There are four main visa types:

  • Visitor visas allow a person to stay in New Zealand for a period of time to visit or for short-term study.
  • Student visas allow a person to study full-time in New Zealand.
  • Work visas allow a person to work part-time or full-time in New Zealand.
  • Residence visas allow a person to study, work, and live permanently in New Zealand.

Immigration New Zealand processes visa applications in onshore and offshore offices. When Immigration New Zealand gets a visa application, the application is triaged by risk. A set of business rules decides the application's risk level. The application is then assigned to the appropriate queue. An Immigration Officer assesses the application against the immigration rules for the visa the person has applied for. The Immigration Officer also reviews all the supporting evidence provided. Where necessary, Immigration New Zealand asks for additional information from the applicant or third parties. The Immigration Officer then decides whether to grant the applicant the visa.

What we looked at

We carried out a performance audit to assess how well Immigration New Zealand managed the Vision 2015 Programme and how it ensured the integrity of the visa processing service so that it could meet present and future needs. Because of the time Immigration New Zealand took to set up the Vision 2015 Programme, we also looked at the change process that began in the mid-2000s.

Specifically, we looked at:

  • whether the business need and intended benefits were clearly identified;
  • how effectively the change process was managed and implemented; and
  • whether the expected benefits had been met or were on track to be met.

What we did not look at

We did not look at Immigration New Zealand's other roles, such as settlement services, refugee and protection services, and providing immigration advice.

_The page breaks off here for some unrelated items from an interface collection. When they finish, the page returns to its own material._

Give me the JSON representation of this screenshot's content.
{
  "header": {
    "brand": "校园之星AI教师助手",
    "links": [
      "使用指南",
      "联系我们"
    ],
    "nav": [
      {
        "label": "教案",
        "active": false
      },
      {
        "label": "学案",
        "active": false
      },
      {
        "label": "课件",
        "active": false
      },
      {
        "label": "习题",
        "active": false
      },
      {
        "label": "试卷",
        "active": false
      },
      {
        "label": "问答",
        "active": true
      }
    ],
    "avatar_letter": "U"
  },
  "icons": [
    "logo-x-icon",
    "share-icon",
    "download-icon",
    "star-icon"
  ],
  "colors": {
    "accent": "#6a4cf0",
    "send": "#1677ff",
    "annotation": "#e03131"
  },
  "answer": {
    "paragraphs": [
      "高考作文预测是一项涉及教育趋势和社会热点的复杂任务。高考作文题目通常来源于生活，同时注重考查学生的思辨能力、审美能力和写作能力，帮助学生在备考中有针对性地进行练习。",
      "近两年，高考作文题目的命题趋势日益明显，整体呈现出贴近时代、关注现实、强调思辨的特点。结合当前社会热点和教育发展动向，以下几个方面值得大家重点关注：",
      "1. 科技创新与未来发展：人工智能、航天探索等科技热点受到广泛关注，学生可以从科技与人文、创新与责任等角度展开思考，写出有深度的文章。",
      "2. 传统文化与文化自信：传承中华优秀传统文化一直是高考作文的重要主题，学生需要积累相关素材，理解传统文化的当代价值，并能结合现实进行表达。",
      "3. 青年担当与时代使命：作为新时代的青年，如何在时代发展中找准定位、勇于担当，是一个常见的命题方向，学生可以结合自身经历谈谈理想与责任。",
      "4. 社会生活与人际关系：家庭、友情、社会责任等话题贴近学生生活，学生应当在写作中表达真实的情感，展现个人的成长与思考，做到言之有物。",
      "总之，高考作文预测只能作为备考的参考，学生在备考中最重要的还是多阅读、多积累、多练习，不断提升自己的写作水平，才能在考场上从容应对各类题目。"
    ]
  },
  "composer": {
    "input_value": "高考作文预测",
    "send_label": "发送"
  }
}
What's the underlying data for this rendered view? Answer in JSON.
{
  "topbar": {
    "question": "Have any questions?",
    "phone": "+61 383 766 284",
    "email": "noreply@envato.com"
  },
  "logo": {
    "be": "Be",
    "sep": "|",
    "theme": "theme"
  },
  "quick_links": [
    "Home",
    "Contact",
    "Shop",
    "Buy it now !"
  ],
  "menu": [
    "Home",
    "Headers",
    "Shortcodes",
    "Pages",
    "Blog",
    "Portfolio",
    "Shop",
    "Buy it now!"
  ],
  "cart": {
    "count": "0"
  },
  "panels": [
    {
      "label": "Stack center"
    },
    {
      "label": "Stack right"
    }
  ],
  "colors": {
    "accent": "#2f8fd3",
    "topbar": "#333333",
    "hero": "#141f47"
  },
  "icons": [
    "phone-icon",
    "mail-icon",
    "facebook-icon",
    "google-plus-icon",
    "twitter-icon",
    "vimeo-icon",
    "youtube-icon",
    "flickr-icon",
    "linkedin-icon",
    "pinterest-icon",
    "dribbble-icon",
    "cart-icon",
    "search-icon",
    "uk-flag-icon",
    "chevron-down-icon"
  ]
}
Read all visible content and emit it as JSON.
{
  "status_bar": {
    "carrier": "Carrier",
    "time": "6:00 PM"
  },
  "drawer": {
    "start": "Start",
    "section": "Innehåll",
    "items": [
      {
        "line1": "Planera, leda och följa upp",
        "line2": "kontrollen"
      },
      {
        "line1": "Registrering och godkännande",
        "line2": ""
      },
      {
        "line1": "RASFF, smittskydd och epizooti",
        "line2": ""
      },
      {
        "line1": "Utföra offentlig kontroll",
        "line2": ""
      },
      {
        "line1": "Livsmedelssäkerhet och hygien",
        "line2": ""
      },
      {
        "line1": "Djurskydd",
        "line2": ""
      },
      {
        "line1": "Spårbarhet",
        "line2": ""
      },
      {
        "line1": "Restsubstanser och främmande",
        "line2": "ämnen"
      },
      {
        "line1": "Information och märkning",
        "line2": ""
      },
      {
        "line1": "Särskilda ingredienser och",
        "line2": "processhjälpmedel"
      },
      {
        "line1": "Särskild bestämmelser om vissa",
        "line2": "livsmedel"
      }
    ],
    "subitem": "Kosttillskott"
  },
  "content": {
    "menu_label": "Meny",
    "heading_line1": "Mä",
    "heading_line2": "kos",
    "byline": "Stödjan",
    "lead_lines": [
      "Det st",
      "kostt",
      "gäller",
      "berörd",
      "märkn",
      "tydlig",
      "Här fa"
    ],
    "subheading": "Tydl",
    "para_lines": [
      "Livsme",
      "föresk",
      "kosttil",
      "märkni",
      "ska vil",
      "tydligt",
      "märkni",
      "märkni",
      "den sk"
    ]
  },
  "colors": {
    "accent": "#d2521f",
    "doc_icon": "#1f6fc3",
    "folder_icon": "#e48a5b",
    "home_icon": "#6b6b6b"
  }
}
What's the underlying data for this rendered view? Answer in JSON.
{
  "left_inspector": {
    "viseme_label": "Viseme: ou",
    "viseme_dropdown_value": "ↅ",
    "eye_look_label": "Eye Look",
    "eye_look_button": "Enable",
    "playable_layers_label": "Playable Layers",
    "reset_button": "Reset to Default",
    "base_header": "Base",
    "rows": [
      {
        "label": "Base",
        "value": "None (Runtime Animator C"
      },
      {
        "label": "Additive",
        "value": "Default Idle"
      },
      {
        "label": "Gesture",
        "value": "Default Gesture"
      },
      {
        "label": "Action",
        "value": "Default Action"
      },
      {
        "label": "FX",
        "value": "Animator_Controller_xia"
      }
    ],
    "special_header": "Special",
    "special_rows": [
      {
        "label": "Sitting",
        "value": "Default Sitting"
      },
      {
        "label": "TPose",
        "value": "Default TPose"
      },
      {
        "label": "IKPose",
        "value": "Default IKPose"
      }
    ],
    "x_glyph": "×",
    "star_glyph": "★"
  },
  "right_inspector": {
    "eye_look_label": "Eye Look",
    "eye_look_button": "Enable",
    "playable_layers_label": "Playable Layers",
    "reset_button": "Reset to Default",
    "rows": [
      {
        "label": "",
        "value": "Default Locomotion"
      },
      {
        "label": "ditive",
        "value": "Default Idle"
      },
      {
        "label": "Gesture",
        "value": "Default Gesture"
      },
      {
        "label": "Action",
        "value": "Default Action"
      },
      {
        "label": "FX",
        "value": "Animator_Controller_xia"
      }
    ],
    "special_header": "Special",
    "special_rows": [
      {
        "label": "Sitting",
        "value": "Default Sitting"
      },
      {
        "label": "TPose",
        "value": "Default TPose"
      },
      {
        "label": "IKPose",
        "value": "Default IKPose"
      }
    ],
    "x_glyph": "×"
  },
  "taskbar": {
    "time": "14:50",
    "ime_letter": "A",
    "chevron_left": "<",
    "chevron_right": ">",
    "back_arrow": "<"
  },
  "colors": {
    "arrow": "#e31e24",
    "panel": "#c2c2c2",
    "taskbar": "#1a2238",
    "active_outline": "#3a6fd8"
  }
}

We did not look at the decision-making process for approving, declining, or extending visas.

We did not look at the use of contracted third-party providers or at the use and management of licensed immigration advisers. While of public interest, the use and management of licensed immigration advisors is not one of the regulatory functions of Immigration New Zealand.

How we did our audit

To carry out our audit, we reviewed:

  • the Cabinet-approved business cases to establish the intended benefits, planned time frames, and estimated costs;
  • documents from the Vision 2015 Programme such as implementation plans, minutes of meetings, programme management plans, assurance plans, change readiness surveys, and programme closure reports;
  • the findings of other reports on the Vision 2015 Programme, such as Gateway reviews, independent quality assurance reports, and Immigration New Zealand's report about the lessons it learned; and
  • financial information about the Vision 2015 Programme and data supplied by Immigration New Zealand on the number of visa applications and visa processing times.

We also interviewed Immigration New Zealand staff who were involved in managing and putting in place the Vision 2015 Programme and external reviewers whose reports we reviewed.

We met with staff in several local offices and managers of several offshore offices to understand how the Vision 2015 Programme affected frontline staff.

The structure of this report

In Part 2, we outline why Immigration New Zealand needed to change the way it delivered services. We also outline the context of the Vision 2015 Programme's development, its expected outcomes, and its intended benefits.

In Part 3, we outline what the Vision 2015 Programme has achieved and the benefits so far. We also discuss aspects Immigration New Zealand needs to focus on to ensure that the Vision 2015 Programme's full benefits can be realised.

In Part 4, we focus on Immigration New Zealand's good management practices and what it did to turn around a project that was at risk of failing.

2: Ministry of Business, Innovation and Employment (2016), Annual Report 2016, page 5.

3: The Five Country Conference is a forum where Australia, Canada, New Zealand, the United Kingdom, and the United States co-operate to improve border security and services to customers from each country.